Meritas Health Neurology treats a variety of neurological disorders, including multiple sclerosis, migraine, Parkinson's disease, epilepsy, and dementia, as well as disorders of muscle and the peripheral nerves. Our office is equipped to perform neuromuscular diagnostic services with nerve conduction studies and electromyography (EMG), and provides treatment for dystonia and migraine with Botox® (botulinum toxin).
Botulinum toxin A (Botox, Xeomin®) is a common and useful treatment option for patients with chronic migraine headache and other neurological conditions, including cervical dystonia, blepharospasm, and limb spasticity. Treatment is accomplished by injecting the medication in the affected areas, and may be repeated every 3 months. EMG may be utilized, in some cases, to guide in the placement of medication within the muscle. Our staff will help you decide if this therapy will be helpful for you, and assist in insurance authorization.
A neurological consultation is a type of evaluation and management service provided by a neurologist, at the request of another physician, for a specific neurological condition or problem. Depending on the specific condition or problem, the neurologist may either recommend care, or may accept responsibility for ongoing management of the patient’s care, for that specific condition or problem. This would include a thorough review of the history of the problems, as well as a comprehensive neurological examination.
Electromyography and Nerve Conduction Studies (EMG/NCS)
An EMG is a test of the muscle and nerves. This test may be a helpful tool in the diagnosis of various types of peripheral nerve and muscle disorders (e.g. carpal tunnel syndrome, cervical or lumbosacral radiculopathy, inflammatory or degenerative muscle diseases, as well as conditions such as myasthenia gravis and amyotrophic lateral sclerosis).
The first portion of the test involves light shocks given to the nerves in the upper or lower extremities in specific locations. This helps determine how well the peripheral nerves are conducting. The second part of the test involves inserting a very small needle into various muscles in the extremities. This needle records the electrical activity in the muscles being tested.

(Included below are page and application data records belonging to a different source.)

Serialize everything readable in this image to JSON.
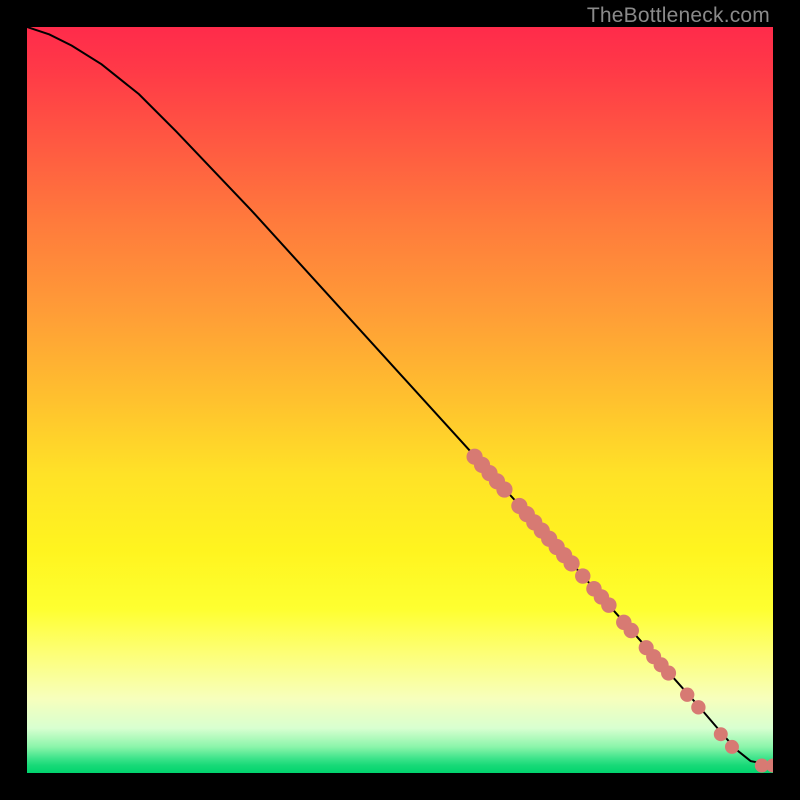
{
  "watermark": "TheBottleneck.com",
  "chart_data": {
    "type": "line",
    "title": "",
    "xlabel": "",
    "ylabel": "",
    "xlim": [
      0,
      100
    ],
    "ylim": [
      0,
      100
    ],
    "series": [
      {
        "name": "curve",
        "x": [
          0,
          3,
          6,
          10,
          15,
          20,
          30,
          40,
          50,
          60,
          70,
          78,
          82,
          86,
          90,
          93,
          95,
          97,
          100
        ],
        "y": [
          100,
          99,
          97.5,
          95,
          91,
          86,
          75.5,
          64.5,
          53.5,
          42.5,
          31.5,
          22.5,
          18,
          13.5,
          9,
          5.5,
          3.2,
          1.6,
          1.0
        ]
      }
    ],
    "markers": [
      {
        "x": 60.0,
        "y": 42.4,
        "r": 1.1
      },
      {
        "x": 61.0,
        "y": 41.3,
        "r": 1.1
      },
      {
        "x": 62.0,
        "y": 40.2,
        "r": 1.1
      },
      {
        "x": 63.0,
        "y": 39.1,
        "r": 1.1
      },
      {
        "x": 64.0,
        "y": 38.0,
        "r": 1.1
      },
      {
        "x": 66.0,
        "y": 35.8,
        "r": 1.1
      },
      {
        "x": 67.0,
        "y": 34.7,
        "r": 1.1
      },
      {
        "x": 68.0,
        "y": 33.6,
        "r": 1.1
      },
      {
        "x": 69.0,
        "y": 32.5,
        "r": 1.1
      },
      {
        "x": 70.0,
        "y": 31.4,
        "r": 1.1
      },
      {
        "x": 71.0,
        "y": 30.3,
        "r": 1.1
      },
      {
        "x": 72.0,
        "y": 29.2,
        "r": 1.1
      },
      {
        "x": 73.0,
        "y": 28.1,
        "r": 1.1
      },
      {
        "x": 74.5,
        "y": 26.4,
        "r": 1.0
      },
      {
        "x": 76.0,
        "y": 24.7,
        "r": 1.0
      },
      {
        "x": 77.0,
        "y": 23.6,
        "r": 1.0
      },
      {
        "x": 78.0,
        "y": 22.5,
        "r": 1.0
      },
      {
        "x": 80.0,
        "y": 20.2,
        "r": 1.0
      },
      {
        "x": 81.0,
        "y": 19.1,
        "r": 1.0
      },
      {
        "x": 83.0,
        "y": 16.8,
        "r": 0.95
      },
      {
        "x": 84.0,
        "y": 15.6,
        "r": 0.95
      },
      {
        "x": 85.0,
        "y": 14.5,
        "r": 0.95
      },
      {
        "x": 86.0,
        "y": 13.4,
        "r": 0.95
      },
      {
        "x": 88.5,
        "y": 10.5,
        "r": 0.85
      },
      {
        "x": 90.0,
        "y": 8.8,
        "r": 0.85
      },
      {
        "x": 93.0,
        "y": 5.2,
        "r": 0.8
      },
      {
        "x": 94.5,
        "y": 3.5,
        "r": 0.8
      },
      {
        "x": 98.5,
        "y": 1.0,
        "r": 0.8
      },
      {
        "x": 100.0,
        "y": 1.0,
        "r": 0.8
      }
    ],
    "background_gradient": {
      "top": "#ff2b4b",
      "mid": "#fff41f",
      "bottom": "#00d46e"
    }
  }
}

Although an EMG may be uncomfortable at times, it is not usually painful. To ensure the best results, and minimize discomfort, it is important that patients relax during the study. In preparation for the test, it is helpful for patients to avoid shaving or applying any creams or lotions to their skin on the day of testing. It is also important for patients to avoid taking any muscle relaxants within 24 hours of testing, as muscle relaxants can alter the outcome of the study.
Patients should inform their physician if they are on blood thinning medication (e.g. warfarin) prior to testing.
After having an EMG, patients may notice minor bruising or soreness near the areas of testing. Red or warm areas should be reported to the performing physician.
Occipital Nerve Block
An Occipital Nerve Block is a local anesthetic injection of the occipital nerve, located in the back of the head. This procedure may be done to help relieve pain and headache associated with irritation of this nerve, on one or both sides of the head. Vagal Nerve Stimulator A Vagal Nerve Stimulator (VNS) is sometimes used in the treatment of seizure disorders that do not respond to medications alone. This FDA-approved medical device is implanted in the upper chest, with leads extending under the skin to the vagus nerve in the neck. The VNS can be programmed to help reduce the frequency and severity of seizures, sometimes reducing the need for medication.